Through negotiations with Brodie Van Wagenen, Jay Z and the rest of the CAA Sports clan over Cano, it's fair to assume they have a slightly better picture of the Mariners' aggressiveness this offseason than most teams, as it may well have been relayed to them during those talks.
Then again, the source for this story may have no ties to the Yankees whatsoever. We don't know.
What's interesting to me is that the reporter for this story, Roger Rubin, has been covering more college sports as of late—and doesn't appear to have been working on the Daily News's Cano coverage. But, that's a positive, or at least neutral. Rubin has been covering college sports since baseball's offseason began as part of his regular role with the paper, but while the Daily News did have some strong reporting work in the Cano saga, they dropped the ball at a crucial juncture.

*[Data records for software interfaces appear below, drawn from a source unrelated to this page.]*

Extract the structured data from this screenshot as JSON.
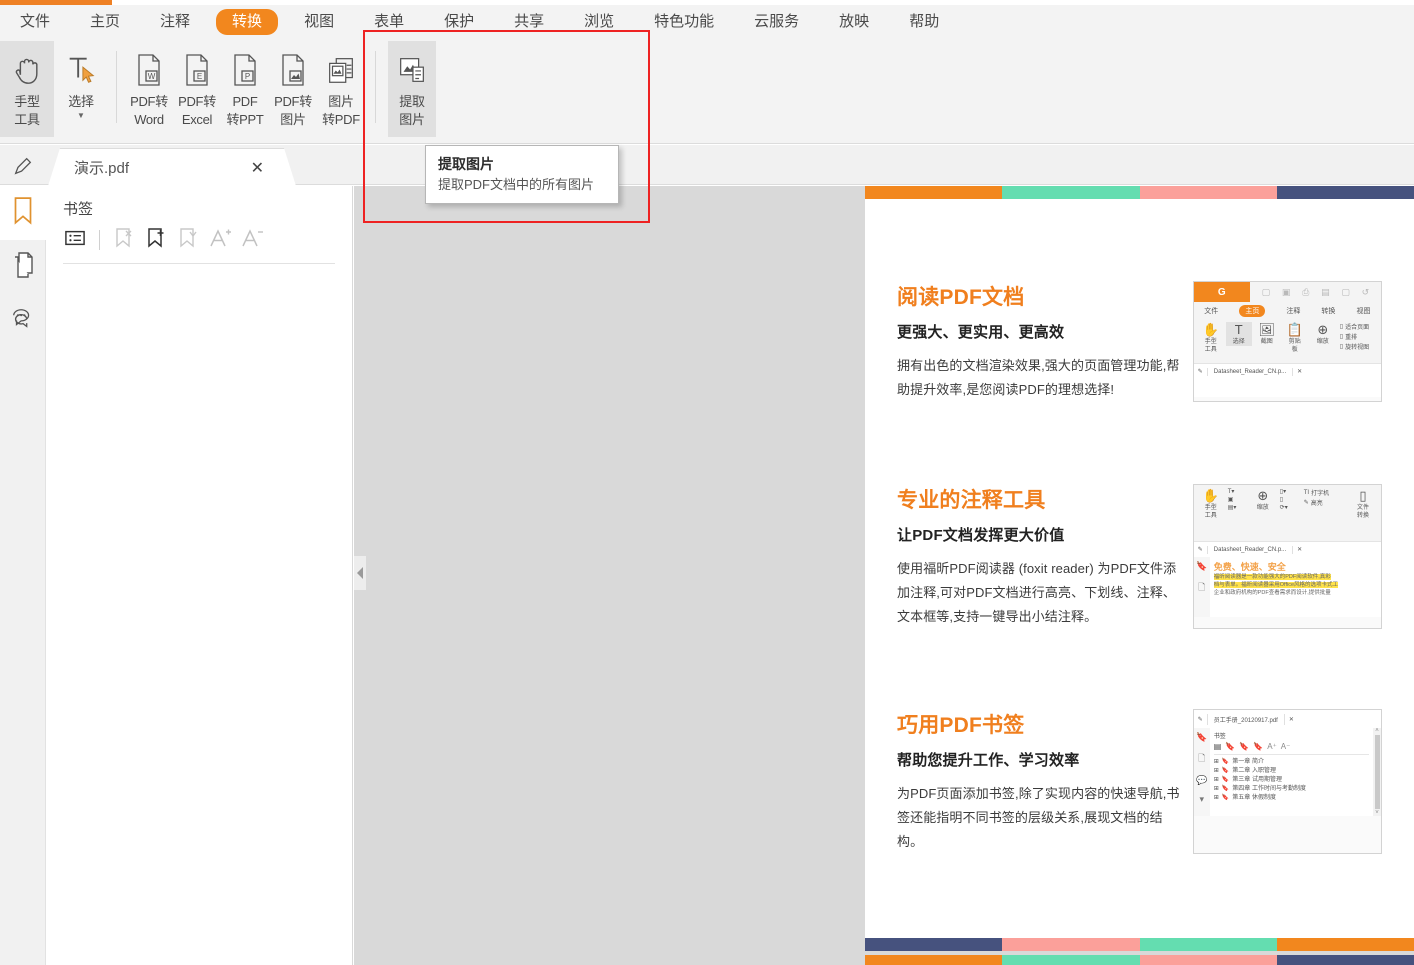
{
  "app": {
    "accent_orange": "#f2871e",
    "highlight_red": "#ee2222"
  },
  "menubar": {
    "items": [
      {
        "label": "文件",
        "active": false
      },
      {
        "label": "主页",
        "active": false
      },
      {
        "label": "注释",
        "active": false
      },
      {
        "label": "转换",
        "active": true
      },
      {
        "label": "视图",
        "active": false
      },
      {
        "label": "表单",
        "active": false
      },
      {
        "label": "保护",
        "active": false
      },
      {
        "label": "共享",
        "active": false
      },
      {
        "label": "浏览",
        "active": false
      },
      {
        "label": "特色功能",
        "active": false
      },
      {
        "label": "云服务",
        "active": false
      },
      {
        "label": "放映",
        "active": false
      },
      {
        "label": "帮助",
        "active": false
      }
    ]
  },
  "ribbon": {
    "buttons": [
      {
        "name": "hand-tool",
        "line1": "手型",
        "line2": "工具",
        "icon": "hand-icon",
        "selected": true,
        "caret": false
      },
      {
        "name": "select-tool",
        "line1": "选择",
        "line2": "",
        "icon": "text-select-icon",
        "selected": false,
        "caret": true
      },
      {
        "name": "pdf-to-word",
        "line1": "PDF转",
        "line2": "Word",
        "icon": "doc-word-icon",
        "selected": false,
        "caret": false
      },
      {
        "name": "pdf-to-excel",
        "line1": "PDF转",
        "line2": "Excel",
        "icon": "doc-excel-icon",
        "selected": false,
        "caret": false
      },
      {
        "name": "pdf-to-ppt",
        "line1": "PDF",
        "line2": "转PPT",
        "icon": "doc-ppt-icon",
        "selected": false,
        "caret": false
      },
      {
        "name": "pdf-to-image",
        "line1": "PDF转",
        "line2": "图片",
        "icon": "doc-image-icon",
        "selected": false,
        "caret": false
      },
      {
        "name": "image-to-pdf",
        "line1": "图片",
        "line2": "转PDF",
        "icon": "images-to-doc-icon",
        "selected": false,
        "caret": false
      },
      {
        "name": "extract-images",
        "line1": "提取",
        "line2": "图片",
        "icon": "extract-image-icon",
        "selected": true,
        "caret": false
      }
    ]
  },
  "tooltip": {
    "title": "提取图片",
    "description": "提取PDF文档中的所有图片"
  },
  "tabstrip": {
    "document_tab": "演示.pdf",
    "close_label": "✕"
  },
  "rail": {
    "items": [
      {
        "name": "bookmark",
        "icon": "bookmark-icon",
        "active": true
      },
      {
        "name": "pages",
        "icon": "pages-icon",
        "active": false
      },
      {
        "name": "comments",
        "icon": "comment-icon",
        "active": false
      }
    ]
  },
  "bookmark_panel": {
    "title": "书签",
    "tools": [
      {
        "name": "list-view",
        "icon": "list-icon"
      },
      {
        "name": "delete-bookmark",
        "icon": "bookmark-delete-icon"
      },
      {
        "name": "add-bookmark",
        "icon": "bookmark-add-icon"
      },
      {
        "name": "bookmark-options",
        "icon": "bookmark-dropdown-icon"
      },
      {
        "name": "increase-font",
        "icon": "font-increase-icon"
      },
      {
        "name": "decrease-font",
        "icon": "font-decrease-icon"
      }
    ]
  },
  "document": {
    "top_bar_colors": [
      "#f2871e",
      "#64ddb0",
      "#fba09a",
      "#46527e"
    ],
    "bottom_bar_colors": [
      "#46527e",
      "#fba09a",
      "#64ddb0",
      "#f2871e"
    ],
    "page2_bar_colors": [
      "#f2871e",
      "#64ddb0",
      "#fba09a",
      "#46527e"
    ],
    "sections": [
      {
        "heading": "阅读PDF文档",
        "subheading": "更强大、更实用、更高效",
        "body": "拥有出色的文档渲染效果,强大的页面管理功能,帮助提升效率,是您阅读PDF的理想选择!",
        "mini": {
          "type": "reader-home",
          "logo": "G",
          "menu": [
            "文件",
            "主页",
            "注释",
            "转换",
            "视图"
          ],
          "menu_active": "主页",
          "tools": [
            {
              "line1": "手型",
              "line2": "工具",
              "glyph": "✋"
            },
            {
              "line1": "选择",
              "line2": "",
              "glyph": "T"
            },
            {
              "line1": "截图",
              "line2": "",
              "glyph": "🖼"
            },
            {
              "line1": "剪贴",
              "line2": "板",
              "glyph": "📋"
            },
            {
              "line1": "缩放",
              "line2": "",
              "glyph": "⊕"
            }
          ],
          "right_items": [
            "适合页面",
            "重排",
            "旋转视图"
          ],
          "tab": "Datasheet_Reader_CN.p..."
        }
      },
      {
        "heading": "专业的注释工具",
        "subheading": "让PDF文档发挥更大价值",
        "body": "使用福昕PDF阅读器 (foxit reader) 为PDF文件添加注释,可对PDF文档进行高亮、下划线、注释、文本框等,支持一键导出小结注释。",
        "mini": {
          "type": "reader-annotate",
          "tools": [
            {
              "line1": "手型",
              "line2": "工具",
              "glyph": "✋"
            },
            {
              "line1": "缩放",
              "line2": "",
              "glyph": "⊕"
            }
          ],
          "right_items": [
            "打字机",
            "高亮"
          ],
          "right_last": {
            "line1": "文件",
            "line2": "转换"
          },
          "tab": "Datasheet_Reader_CN.p...",
          "content_heading": "免费、快速、安全",
          "content_lines": [
            "福昕阅读器是一款功能强大的PDF阅读软件,真彩",
            "档与表单。福昕阅读器采用Office风格的选项卡式工",
            "企业和政府机构的PDF查看需求而设计,提供批量"
          ]
        }
      },
      {
        "heading": "巧用PDF书签",
        "subheading": "帮助您提升工作、学习效率",
        "body": "为PDF页面添加书签,除了实现内容的快速导航,书签还能指明不同书签的层级关系,展现文档的结构。",
        "mini": {
          "type": "reader-bookmarks",
          "tab": "员工手册_20120917.pdf",
          "panel_title": "书签",
          "bookmarks": [
            "第一章  简介",
            "第二章  入职管理",
            "第三章  试用期管理",
            "第四章  工作时间与考勤制度",
            "第五章  休假制度"
          ]
        }
      }
    ]
  }
}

Despite the deal between the Mariners and Cano being agreed upon late Thursday, December 5th the Daily News went hard to the hoop with a report saying talks between the two camps had broken down as Howard Lincoln "exploded" when Jay Z didn't immediately accept the deal they had on the table and instead pushed for 10 years, $252 million. As the aforementioned Larry Stone piece notes, Lincoln was in Hawaii at the time. Terms of the deal between Cano and the Mariners were reported within an hour to 90 minutes of the Daily News reporting the talks had hit a snag.
In addition, and maybe I'm piling on, the paper scrubbed its original story and any sites referencing their initial false report now link to a different story. No acknowledgement, no correction—it's as if it never happened.
But it did, and if papers want to run with stories utilizing iffy reporting then they deserve reasonable amount of skepticism the next time around. Maybe not as much as if it were the same reporters, but skepticism nonetheless.
In the end, this shouldn't change your perspective on the Mariners' pursuit of Tanaka all that much. Of course they were going to pursue him, and it was likely they were going to be playing to win. Because what else would they be doing?
Yes, the Mariners are after Masahiro Tanaka. And if you want, you can feel a little bit better because it's in a newspaper.